Good email software like your Act-On, Marketo, Eloqua or Pardot will automatically encode your links to be shown in the campaigns section of Google Analytics, there is nothing special you have to do what so ever to have your visits from email appear there. If you are using one of the lesser known marketing automation tools or if you are doing a little bit of manual email work you want to make sure you are encoding all the links in your email campaign with the Google URL Builder and tagging the source as email to keep what you are doing straight. If you do that, all of the data will show up in the campaigns section so you will be able to track your email visits accurately.
What is the best percentage breakdown for organic/referral/direct/email traffic?
It is different for every client. The only thing I can point to, to give a benchmark would be organic traffic. The sites that we work with that are optimized by our team get at least 50% of their traffic from organic search. The rest of the traffic sources are really dictated by a variety of different factors. Your amount of direct traffic could be dictated by any type of brand outreach campaign whether it’s through traditional marketing tactics like magazine ads or billboards or whether it’s through a PPC campaign, if you have a brand recognition campaign or you have an easy to remember URL your direct traffic will be pretty high compared to most. Your referral traffic is deduced by the amount of referral outreach your marketing department might do, the quality of your social media strategy, the quality of your off site SEO strategy can all play a role in your referral traffic numbers and email as well. If you are not running any kind of email campaign or you don’t have an email strategy your email traffic numbers will be understandably low.

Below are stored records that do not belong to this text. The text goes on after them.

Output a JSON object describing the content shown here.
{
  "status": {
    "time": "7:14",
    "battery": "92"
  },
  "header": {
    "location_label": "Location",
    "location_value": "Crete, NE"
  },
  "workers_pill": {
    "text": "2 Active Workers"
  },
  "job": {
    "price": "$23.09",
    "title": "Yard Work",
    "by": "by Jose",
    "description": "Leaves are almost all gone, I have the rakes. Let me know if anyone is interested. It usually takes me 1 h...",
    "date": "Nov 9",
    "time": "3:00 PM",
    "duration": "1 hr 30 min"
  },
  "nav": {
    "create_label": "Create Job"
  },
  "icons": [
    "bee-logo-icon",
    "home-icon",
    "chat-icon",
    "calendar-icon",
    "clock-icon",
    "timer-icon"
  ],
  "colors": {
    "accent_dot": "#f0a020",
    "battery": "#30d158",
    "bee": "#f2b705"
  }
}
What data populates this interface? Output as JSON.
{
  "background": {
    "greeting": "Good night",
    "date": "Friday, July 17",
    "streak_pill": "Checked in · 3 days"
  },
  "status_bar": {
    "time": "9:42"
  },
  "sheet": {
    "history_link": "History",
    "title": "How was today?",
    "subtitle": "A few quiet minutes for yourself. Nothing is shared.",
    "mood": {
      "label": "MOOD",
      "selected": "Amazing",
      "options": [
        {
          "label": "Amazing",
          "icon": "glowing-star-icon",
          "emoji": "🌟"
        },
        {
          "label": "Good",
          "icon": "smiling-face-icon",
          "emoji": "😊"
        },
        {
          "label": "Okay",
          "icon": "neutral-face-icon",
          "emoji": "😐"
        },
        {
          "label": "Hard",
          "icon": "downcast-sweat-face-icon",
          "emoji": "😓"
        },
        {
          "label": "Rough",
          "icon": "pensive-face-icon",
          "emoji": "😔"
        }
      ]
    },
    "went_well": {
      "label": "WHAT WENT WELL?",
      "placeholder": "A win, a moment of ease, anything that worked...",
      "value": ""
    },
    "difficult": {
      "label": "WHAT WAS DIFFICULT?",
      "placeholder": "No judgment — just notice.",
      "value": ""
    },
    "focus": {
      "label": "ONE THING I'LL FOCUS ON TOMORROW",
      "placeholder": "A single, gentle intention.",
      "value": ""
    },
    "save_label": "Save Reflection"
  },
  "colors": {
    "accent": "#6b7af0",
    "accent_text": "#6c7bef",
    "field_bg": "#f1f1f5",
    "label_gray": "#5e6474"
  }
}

If you have an older site that is built on a .asp or html, do you need to insert the Google Analytics Code into each page?
In order to see statistics for the entirety of your website each page should have a Google Analytics code on it. On an older site this may require you to manually enter this analytics code on every singe page. On newer sites that are on WordPress, Joomla, or Percussion CMS there is a relatively simple spot to enter the UA code from your analytics so that it will be automatically encoded on every page.
Is there a way to overcome secure browsing? Will it limit us from gathering data as more people begin to browse privately?
Unfortunately, you can’t overcome it. There has been a lot of news around this in recent years. The EU has implemented the “Cookie Law” this law requires there to be a notification that cookies are being installed. This requires the user to accept that cookies are being installed in order to track user activity on that site. If you do not accept cookies or browse for example in incognito mode in chrome your user activity will not be tracked.
What is the difference between a session and a page view?
Google Analytics has a way of changing naming conventions every once in a while. I can only assume it is to confuse marketers! The answer is sessions are just visits. They used to appear as visits within Google Analytics but have recently been changed to sessions. It is the amount of times someone hits or a person visits your website in total for a given time range. Your page views are the amount of page views your site has received in a given time range. Example: If your site has 2,000 visits in a month and has 6,000 page views, that means on average people are viewing around three pages per visit or session to your website.
If you would like to learn more you can access the entire deck from the webinar, watch the presentation, or get in touch with eMagine to learn more about how our digital marketing team can help you reach your goals.